In modern culture, software is widely used by societies. The TikTok platform is considered one of the most popular in recent years. It allows users to create short, 60-second audiovisual content (Shao, 2009, Feldkamp, 2021). Users can be informed or inform others through this audiovisual material. A key factor of interaction on this platform is the concept of performance. What is involved is not a form of representation of the historical past, but of a participatory executive action of users. With their tangible participation, users can reshape any existing representations because they themselves now function as creators of a new condition. The illusion of being a mediator between real and representation leads to new forms of perceptions of time (Phelan, 2001). The execution is performed in the present and cannot be repeated, since the repetition defines another form of execution that is not consistent with the previous one.
The term “performance” is used by the world of anthropology to understand what people experience when they come in contact with software in real time. Manovich (2013) believes that when the social fabric browses a site, uses Gmail, plays a video game or uses a GPS-enabled mobile phone to locate specific places or friends nearby, then people are not dealing with predefined static documents, but with the dynamic output of software in real time. Unlike paintings, literary works, musical effects, movies or buildings, the user cannot simply consult a single “file” that contains all the content of the work. While the contents of the file are obviously part of this experience, the experience is shaped by the interface and tools provided by the software.
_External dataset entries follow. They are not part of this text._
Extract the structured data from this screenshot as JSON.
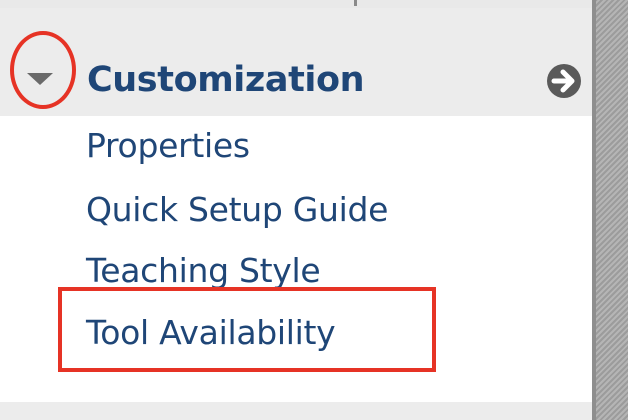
{
  "section": {
    "title": "Customization",
    "expanded": true,
    "toggle_icon": "caret-down-icon",
    "go_icon": "arrow-right-circle-icon"
  },
  "menu": {
    "items": [
      {
        "label": "Properties"
      },
      {
        "label": "Quick Setup Guide"
      },
      {
        "label": "Teaching Style"
      },
      {
        "label": "Tool Availability"
      }
    ]
  },
  "colors": {
    "link": "#1f4677",
    "header_bg": "#ececec",
    "highlight": "#e63325"
  }
}
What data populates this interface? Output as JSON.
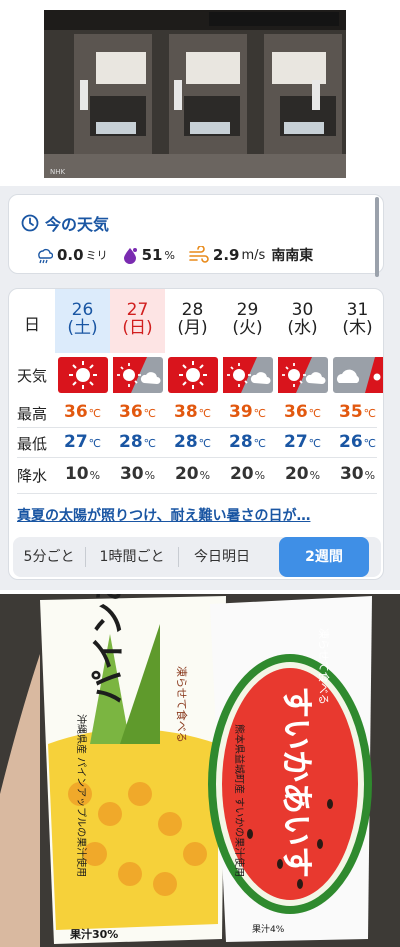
{
  "photo_top": {
    "alt": "ATM machines in a bank branch",
    "watermark": "NHK"
  },
  "weather": {
    "now": {
      "title": "今の天気",
      "rain_value": "0.0",
      "rain_unit": "ミリ",
      "humidity_value": "51",
      "humidity_unit": "%",
      "wind_value": "2.9",
      "wind_unit": "m/s",
      "wind_dir": "南南東"
    },
    "forecast": {
      "labels": {
        "day": "日",
        "weather": "天気",
        "high": "最高",
        "low": "最低",
        "rain": "降水"
      },
      "days": [
        {
          "date": "26",
          "dow": "(土)",
          "high": "36",
          "low": "27",
          "rain": "10"
        },
        {
          "date": "27",
          "dow": "(日)",
          "high": "36",
          "low": "28",
          "rain": "30"
        },
        {
          "date": "28",
          "dow": "(月)",
          "high": "38",
          "low": "28",
          "rain": "20"
        },
        {
          "date": "29",
          "dow": "(火)",
          "high": "39",
          "low": "28",
          "rain": "20"
        },
        {
          "date": "30",
          "dow": "(水)",
          "high": "36",
          "low": "27",
          "rain": "20"
        },
        {
          "date": "31",
          "dow": "(木)",
          "high": "35",
          "low": "26",
          "rain": "30"
        }
      ],
      "temp_unit": "℃",
      "rain_unit": "%"
    },
    "headline": "真夏の太陽が照りつけ、耐え難い暑さの日が…",
    "tabs": [
      "5分ごと",
      "1時間ごと",
      "今日明日",
      "2週間"
    ]
  },
  "photo_bottom": {
    "left_pack": {
      "brand_text": "凍らせて食べる",
      "name": "パインあいす",
      "origin": "沖縄県産 パインアップルの果汁使用",
      "juice": "果汁30%"
    },
    "right_pack": {
      "brand_text": "凍らせて食べる",
      "name": "すいかあいす",
      "origin": "熊本県益城町産 すいかの果汁使用",
      "juice": "果汁4%"
    }
  }
}
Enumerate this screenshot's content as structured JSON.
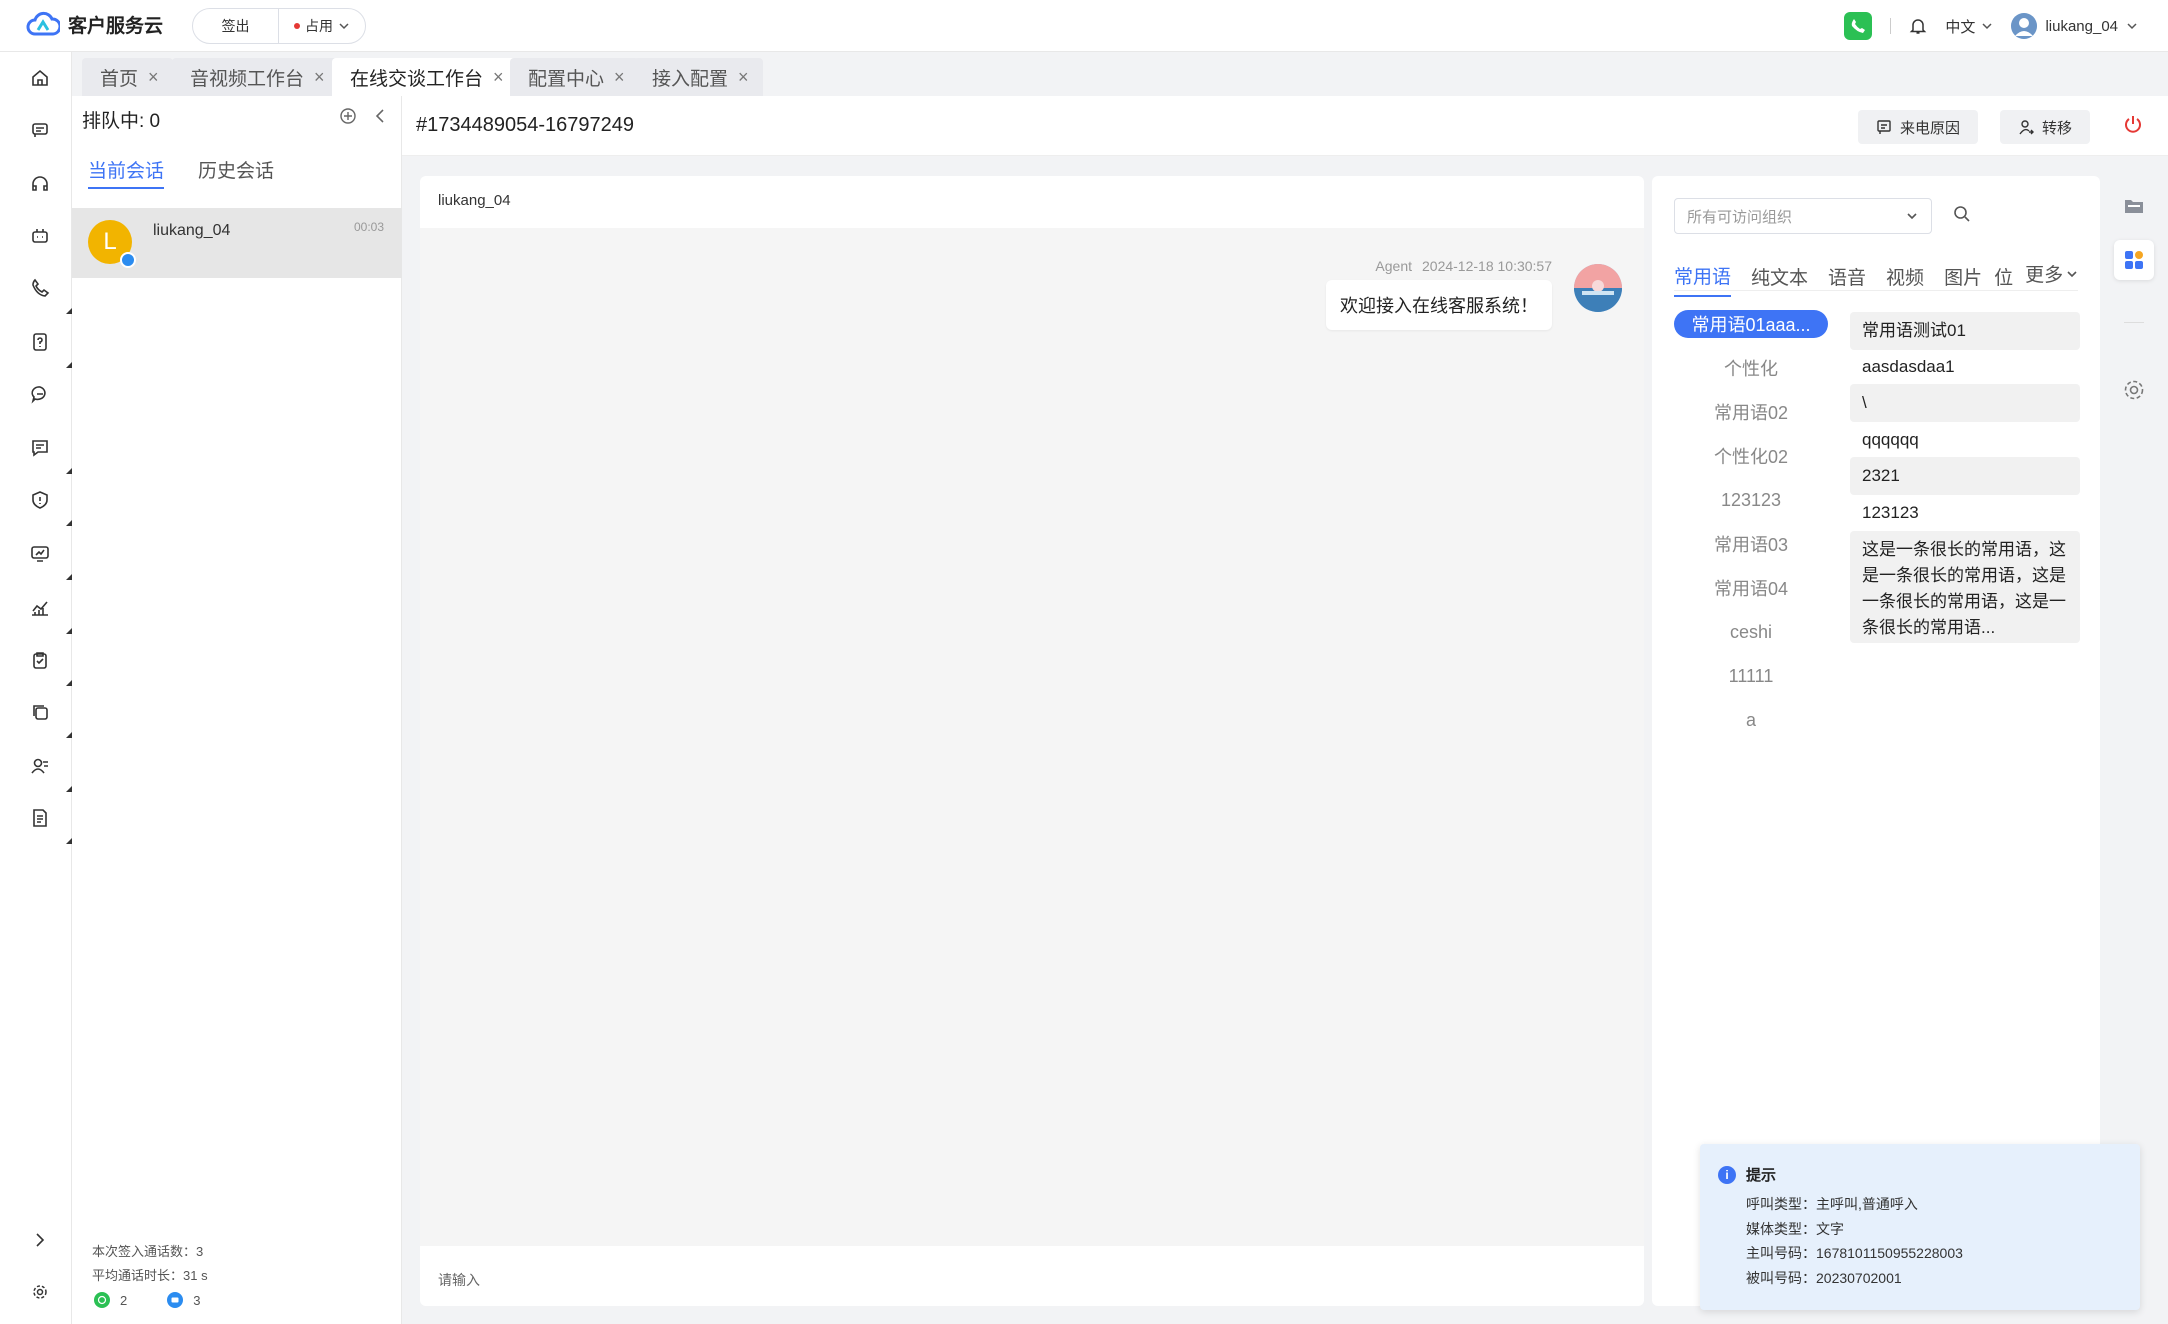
{
  "brand": {
    "name": "客户服务云"
  },
  "status": {
    "signout_label": "签出",
    "busy_label": "占用"
  },
  "header": {
    "language": "中文",
    "username": "liukang_04"
  },
  "tabs": [
    {
      "label": "首页"
    },
    {
      "label": "音视频工作台"
    },
    {
      "label": "在线交谈工作台"
    },
    {
      "label": "配置中心"
    },
    {
      "label": "接入配置"
    }
  ],
  "sessions": {
    "queue_label": "排队中: 0",
    "tab_current": "当前会话",
    "tab_history": "历史会话",
    "item": {
      "avatar_letter": "L",
      "name": "liukang_04",
      "time": "00:03"
    },
    "stats": {
      "signin_count": "本次签入通话数：3",
      "avg_duration": "平均通话时长：31 s"
    },
    "channel_counts": {
      "whatsapp": "2",
      "chat": "3"
    }
  },
  "conversation": {
    "id": "#1734489054-16797249",
    "call_reason_label": "来电原因",
    "transfer_label": "转移",
    "user": "liukang_04",
    "message": {
      "sender": "Agent",
      "time": "2024-12-18 10:30:57",
      "text": "欢迎接入在线客服系统！"
    },
    "input_placeholder": "请输入"
  },
  "quick_replies": {
    "org_placeholder": "所有可访问组织",
    "tabs": [
      "常用语",
      "纯文本",
      "语音",
      "视频",
      "图片",
      "位"
    ],
    "more_label": "更多",
    "categories": [
      "常用语01aaa...",
      "个性化",
      "常用语02",
      "个性化02",
      "123123",
      "常用语03",
      "常用语04",
      "ceshi",
      "11111",
      "a"
    ],
    "items": [
      "常用语测试01",
      "aasdasdaa1",
      "\\",
      "qqqqqq",
      "2321",
      "123123",
      "这是一条很长的常用语，这是一条很长的常用语，这是一条很长的常用语，这是一条很长的常用语..."
    ]
  },
  "notice": {
    "title": "提示",
    "call_type": "呼叫类型：主呼叫,普通呼入",
    "media_type": "媒体类型：文字",
    "caller": "主叫号码：1678101150955228003",
    "callee": "被叫号码：20230702001"
  },
  "colors": {
    "accent": "#3e74f5",
    "phone_green": "#2bc054",
    "avatar_yellow": "#f2b400"
  }
}
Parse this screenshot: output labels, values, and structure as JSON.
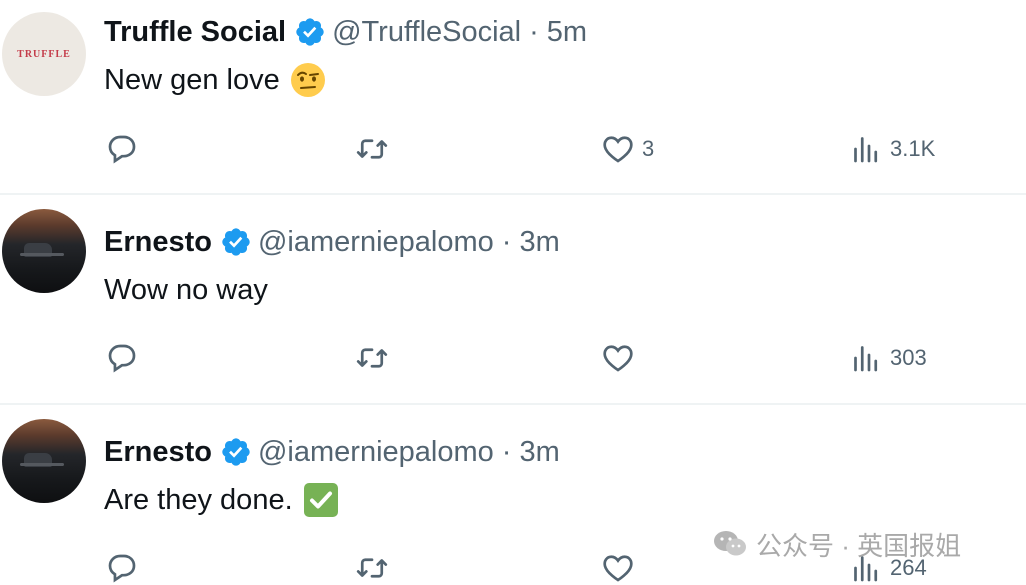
{
  "tweets": [
    {
      "name": "Truffle Social",
      "handle": "@TruffleSocial",
      "separator": "·",
      "time": "5m",
      "text": "New gen love",
      "emoji": "face-with-raised-eyebrow",
      "avatar_text": "TRUFFLE",
      "reply_count": "",
      "retweet_count": "",
      "like_count": "3",
      "view_count": "3.1K"
    },
    {
      "name": "Ernesto",
      "handle": "@iamerniepalomo",
      "separator": "·",
      "time": "3m",
      "text": "Wow no way",
      "reply_count": "",
      "retweet_count": "",
      "like_count": "",
      "view_count": "303"
    },
    {
      "name": "Ernesto",
      "handle": "@iamerniepalomo",
      "separator": "·",
      "time": "3m",
      "text": "Are they done.",
      "emoji": "check-mark-button",
      "reply_count": "",
      "retweet_count": "",
      "like_count": "",
      "view_count": "264"
    }
  ],
  "watermark": {
    "label": "公众号 · 英国报姐"
  },
  "colors": {
    "verified": "#1d9bf0",
    "muted": "#536471",
    "text": "#0f1419",
    "divider": "#eff3f4",
    "check_green": "#77b255",
    "emoji_yellow": "#ffcc4d"
  },
  "icons": {
    "reply": "reply-bubble-icon",
    "retweet": "retweet-arrows-icon",
    "like": "heart-icon",
    "views": "views-bars-icon",
    "verified": "verified-badge-icon"
  }
}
As regards the present time and the participatory creation of users, there is a creative effort on the part of users to celebrate the bicentenary of the Greek Revolution. While the users are few, the content they create expresses a dominant narrative of Greek society: heroic personalities, important battles, a nation fighting to free itself from “evil”, courage and strength against the “other” and the armament then and now against the enemy. These are audiovisual narratives reminiscent of history books that revive the moral and collective consciousness by uniting society’s reasoning against the enemy.
Let us not forget that Rüsen (Iliopoulou, 2006) considers that historical consciousness has two main axes: narrative and performance. Narrative is directly related to the interpretations that people give to everything that happens in their daily lives. Performance is related to the elements that people choose each time and consider to be of interest to them. In the case of TikTok and the Greek Revolution, we observe an attempt by users to inform through their performance and to express a message through their personal creation: preserving the collective memory of a heroic historical event concerning the Greek Revolution.
Interestingly, Rüsen believes that historical consciousness has to do with the reasoning of the people and that this is the political and moral dimension. People’s reasoning also highlights their time orientation through their understanding of the present from the past and the expectations they cultivate for the future. It is quite difficult to look for the political or moral directions of the people who created these audiovisual performances on TikTok, but they correspond to what Kondylis writes on the reflection of society through the internet and the mass media – that the absence of a critical view magnifies stereotypes and simplistic views (Kondylis, 1997: 147-152).
Elias Stouraitis, Postdoctoral Researcher of History and Ethnology Department DUTΗ